Suge Knight's Assets Frozen In Divorce Dispute

Death Row head was previously ordered to pay wife of former associate $107 million.

What's worse than getting shot in the leg? Well, not much. But if you're Marion "Suge" Knight, having your finances put on ice isn't a lot better.

According to The Associated Press, a California judge added Knight's name as an "interested party" to the divorce of Lydia and Michael Harris on August 29 — a move that placed a block on Suge's accounts.

The decision followed just over 24 hours after a bone in Knight's leg was shattered by a bullet fired by an unknown gunman during a party honoring Kanye West at Miami's Shore Club (see "Suge Knight Recovering After Being Shot At Kanye West Party In Miami"). The Death Row Records head has since been released from the hospital.

Monterey County Superior Court Judge Adrienne M. Grover made the ruling to tie Knight to the Harris divorce just six months after Lydia Harris was awarded $107 million in damages by a different judge. That earlier decision brought an end to civil proceedings Harris filed against Knight back in 2002 (see "Suge Ordered To Pay $107 Million To Ex-Death Row Partner"). Lydia Harris sued Knight for unpaid royalties and profits, claiming she was entitled to a 50 percent stake in Death Row Records; Suge had inked a partnership deal with her husband, Michael, during the rap label's infancy.

But Michael Harris, a convicted drug dealer serving a 28-year term at San Quentin State Prison, claims he's entitled to half of his wife's $107 million judgment. According to the wire service, Michael Harris filed for divorce in June when he learned his wife was engaged in settlement negotiations with Suge.
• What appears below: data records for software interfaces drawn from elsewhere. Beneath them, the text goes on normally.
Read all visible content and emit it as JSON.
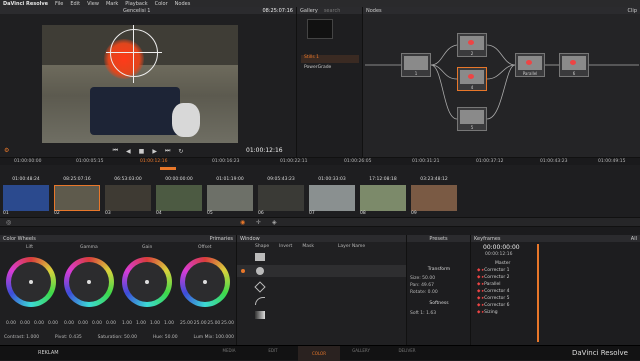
{
  "menubar": {
    "app": "DaVinci Resolve",
    "items": [
      "File",
      "Edit",
      "View",
      "Mark",
      "Playback",
      "Color",
      "Nodes"
    ]
  },
  "viewer": {
    "title": "Gencelisi 1",
    "timecode_top": "08:25:07:16",
    "timecode_main": "01:00:12:16"
  },
  "gallery": {
    "title": "Gallery",
    "search": "search",
    "stills": "Stills 1",
    "power": "PowerGrade"
  },
  "nodes": {
    "title": "Nodes",
    "clip": "Clip",
    "labels": [
      "1",
      "2",
      "4",
      "5",
      "Parallel",
      "6"
    ]
  },
  "ruler": [
    "01:00:00:00",
    "01:00:05:15",
    "01:00:12:16",
    "01:00:16:23",
    "01:00:22:11",
    "01:00:26:05",
    "01:00:31:21",
    "01:00:37:12",
    "01:00:43:23",
    "01:00:49:15"
  ],
  "clips": [
    {
      "tc": "01:00:48:24",
      "n": "01",
      "v": "V1"
    },
    {
      "tc": "08:25:07:16",
      "n": "02",
      "v": "V1"
    },
    {
      "tc": "06:53:03:00",
      "n": "03",
      "v": "V1"
    },
    {
      "tc": "00:00:00:00",
      "n": "04",
      "v": "V1"
    },
    {
      "tc": "01:01:19:00",
      "n": "05",
      "v": "V1"
    },
    {
      "tc": "09:05:43:23",
      "n": "06",
      "v": "V1"
    },
    {
      "tc": "01:00:33:03",
      "n": "07",
      "v": "V1"
    },
    {
      "tc": "17:12:08:18",
      "n": "08",
      "v": "V1"
    },
    {
      "tc": "03:23:48:12",
      "n": "09",
      "v": "V1"
    }
  ],
  "wheels": {
    "title": "Color Wheels",
    "primaries": "Primaries",
    "names": [
      "Lift",
      "Gamma",
      "Gain",
      "Offset"
    ],
    "vals": [
      [
        "0.00",
        "0.00",
        "0.00",
        "0.00"
      ],
      [
        "0.00",
        "0.00",
        "0.00",
        "0.00"
      ],
      [
        "1.00",
        "1.00",
        "1.00",
        "1.00"
      ],
      [
        "25.00",
        "25.00",
        "25.00",
        "25.00"
      ]
    ],
    "contrast": "Contrast: 1.000",
    "pivot": "Pivot: 0.435",
    "saturation": "Saturation: 50.00",
    "hue": "Hue: 50.00",
    "lum": "Lum Mix: 100.000"
  },
  "window": {
    "title": "Window",
    "cols": [
      "Shape",
      "Invert",
      "Mask",
      "Layer Name"
    ]
  },
  "presets": {
    "title": "Presets",
    "transform": "Transform",
    "size": "Size: 50.00",
    "aspect": "Aspect: 50.00",
    "pan": "Pan: 49.67",
    "tilt": "Tilt: 55.75",
    "rotate": "Rotate: 0.00",
    "softness": "Softness",
    "soft1": "Soft 1: 1.63",
    "soft2": "Soft 2: 50.00"
  },
  "keyframes": {
    "title": "Keyframes",
    "tc": "00:00:00:00",
    "tc2": "00:00:12:16",
    "all": "All",
    "rows": [
      "Master",
      "Corrector 1",
      "Corrector 2",
      "Parallel",
      "Corrector 4",
      "Corrector 5",
      "Corrector 6",
      "Sizing"
    ]
  },
  "bottom": {
    "label": "REKLAM",
    "tabs": [
      "MEDIA",
      "EDIT",
      "COLOR",
      "GALLERY",
      "DELIVER"
    ],
    "brand": "DaVinci Resolve"
  },
  "colors": {
    "accent": "#e8772a",
    "red": "#e33"
  }
}
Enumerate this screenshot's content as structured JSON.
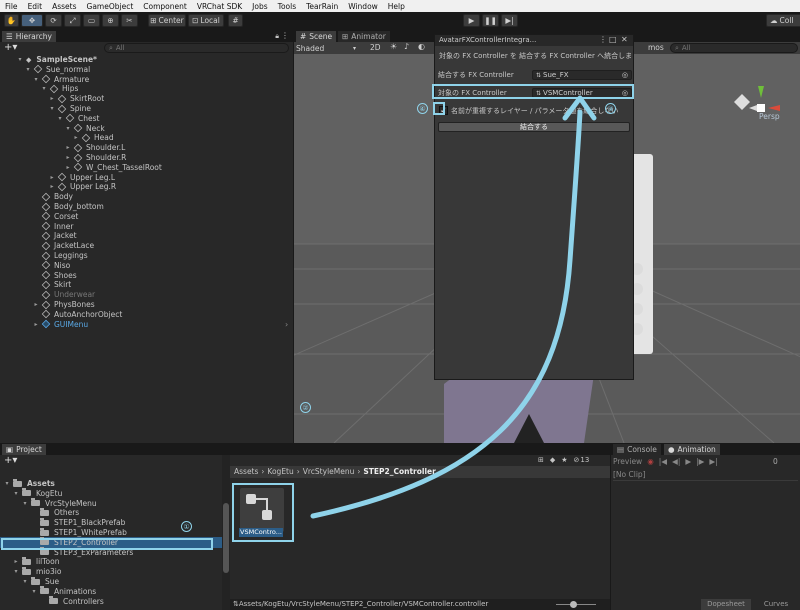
{
  "menubar": [
    "File",
    "Edit",
    "Assets",
    "GameObject",
    "Component",
    "VRChat SDK",
    "Jobs",
    "Tools",
    "TearRain",
    "Window",
    "Help"
  ],
  "toolbar": {
    "pivot_center": "Center",
    "pivot_local": "Local",
    "collab": "Coll"
  },
  "hierarchy": {
    "tab": "Hierarchy",
    "search_placeholder": "All",
    "items": [
      {
        "label": "SampleScene*",
        "depth": 0,
        "arrow": "▾",
        "icon": "scene"
      },
      {
        "label": "Sue_normal",
        "depth": 1,
        "arrow": "▾",
        "icon": "cube"
      },
      {
        "label": "Armature",
        "depth": 2,
        "arrow": "▾",
        "icon": "cube"
      },
      {
        "label": "Hips",
        "depth": 3,
        "arrow": "▾",
        "icon": "cube"
      },
      {
        "label": "SkirtRoot",
        "depth": 4,
        "arrow": "▸",
        "icon": "cube"
      },
      {
        "label": "Spine",
        "depth": 4,
        "arrow": "▾",
        "icon": "cube"
      },
      {
        "label": "Chest",
        "depth": 5,
        "arrow": "▾",
        "icon": "cube"
      },
      {
        "label": "Neck",
        "depth": 6,
        "arrow": "▾",
        "icon": "cube"
      },
      {
        "label": "Head",
        "depth": 7,
        "arrow": "▸",
        "icon": "cube"
      },
      {
        "label": "Shoulder.L",
        "depth": 6,
        "arrow": "▸",
        "icon": "cube"
      },
      {
        "label": "Shoulder.R",
        "depth": 6,
        "arrow": "▸",
        "icon": "cube"
      },
      {
        "label": "W_Chest_TasselRoot",
        "depth": 6,
        "arrow": "▸",
        "icon": "cube"
      },
      {
        "label": "Upper Leg.L",
        "depth": 4,
        "arrow": "▸",
        "icon": "cube"
      },
      {
        "label": "Upper Leg.R",
        "depth": 4,
        "arrow": "▸",
        "icon": "cube"
      },
      {
        "label": "Body",
        "depth": 2,
        "arrow": "",
        "icon": "cube"
      },
      {
        "label": "Body_bottom",
        "depth": 2,
        "arrow": "",
        "icon": "cube"
      },
      {
        "label": "Corset",
        "depth": 2,
        "arrow": "",
        "icon": "cube"
      },
      {
        "label": "Inner",
        "depth": 2,
        "arrow": "",
        "icon": "cube"
      },
      {
        "label": "Jacket",
        "depth": 2,
        "arrow": "",
        "icon": "cube"
      },
      {
        "label": "JacketLace",
        "depth": 2,
        "arrow": "",
        "icon": "cube"
      },
      {
        "label": "Leggings",
        "depth": 2,
        "arrow": "",
        "icon": "cube"
      },
      {
        "label": "Niso",
        "depth": 2,
        "arrow": "",
        "icon": "cube"
      },
      {
        "label": "Shoes",
        "depth": 2,
        "arrow": "",
        "icon": "cube"
      },
      {
        "label": "Skirt",
        "depth": 2,
        "arrow": "",
        "icon": "cube"
      },
      {
        "label": "Underwear",
        "depth": 2,
        "arrow": "",
        "icon": "cube",
        "disabled": true
      },
      {
        "label": "PhysBones",
        "depth": 2,
        "arrow": "▸",
        "icon": "cube"
      },
      {
        "label": "AutoAnchorObject",
        "depth": 2,
        "arrow": "",
        "icon": "cube"
      },
      {
        "label": "GUIMenu",
        "depth": 2,
        "arrow": "▸",
        "icon": "cube-blue",
        "blue": true
      }
    ]
  },
  "scene": {
    "tabs": [
      "Scene",
      "Animator"
    ],
    "shading": "Shaded",
    "mode_2d": "2D",
    "gizmos": "mos",
    "search_placeholder": "All",
    "persp": "Persp"
  },
  "fx_window": {
    "title": "AvatarFXControllerIntegra...",
    "description": "対象の FX Controller を 結合する FX Controller へ統合しま",
    "field1_label": "結合する FX Controller",
    "field1_value": "Sue_FX",
    "field2_label": "対象の FX Controller",
    "field2_value": "VSMController",
    "checkbox_label": "名前が重複するレイヤー / パラメータ値を結合しない",
    "checkbox_checked": true,
    "merge_button": "結合する"
  },
  "project": {
    "tab": "Project",
    "breadcrumb": [
      "Assets",
      "KogEtu",
      "VrcStyleMenu",
      "STEP2_Controller"
    ],
    "badge_count": "13",
    "tree": [
      {
        "label": "Assets",
        "depth": 0,
        "arrow": "▾",
        "bold": true
      },
      {
        "label": "KogEtu",
        "depth": 1,
        "arrow": "▾"
      },
      {
        "label": "VrcStyleMenu",
        "depth": 2,
        "arrow": "▾"
      },
      {
        "label": "Others",
        "depth": 3,
        "arrow": ""
      },
      {
        "label": "STEP1_BlackPrefab",
        "depth": 3,
        "arrow": ""
      },
      {
        "label": "STEP1_WhitePrefab",
        "depth": 3,
        "arrow": ""
      },
      {
        "label": "STEP2_Controller",
        "depth": 3,
        "arrow": "",
        "selected": true
      },
      {
        "label": "STEP3_ExParameters",
        "depth": 3,
        "arrow": ""
      },
      {
        "label": "lilToon",
        "depth": 1,
        "arrow": "▸"
      },
      {
        "label": "mio3io",
        "depth": 1,
        "arrow": "▾"
      },
      {
        "label": "Sue",
        "depth": 2,
        "arrow": "▾"
      },
      {
        "label": "Animations",
        "depth": 3,
        "arrow": "▾"
      },
      {
        "label": "Controllers",
        "depth": 4,
        "arrow": ""
      }
    ],
    "asset_name": "VSMContro...",
    "status_path": "Assets/KogEtu/VrcStyleMenu/STEP2_Controller/VSMController.controller"
  },
  "animation": {
    "tabs": [
      "Console",
      "Animation"
    ],
    "preview": "Preview",
    "clip": "[No Clip]",
    "frame": "0",
    "bottom_tabs": [
      "Dopesheet",
      "Curves"
    ]
  },
  "annotations": [
    "①",
    "②",
    "③",
    "④"
  ],
  "colors": {
    "annotation": "#8fd3ea",
    "selection": "#2c5d87",
    "accent_blue": "#5aa9e6"
  }
}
"She was trying to settle separately and cut him off the $107 million award," said Michael Harris' attorney, Steven Goldberg. Goldberg explained that by filing divorce papers, his client hoped to impede settlement talks. Adding Knight's name to the divorce action bars the rap mogul from "disposing or transferring his assets away," the attorney told the AP.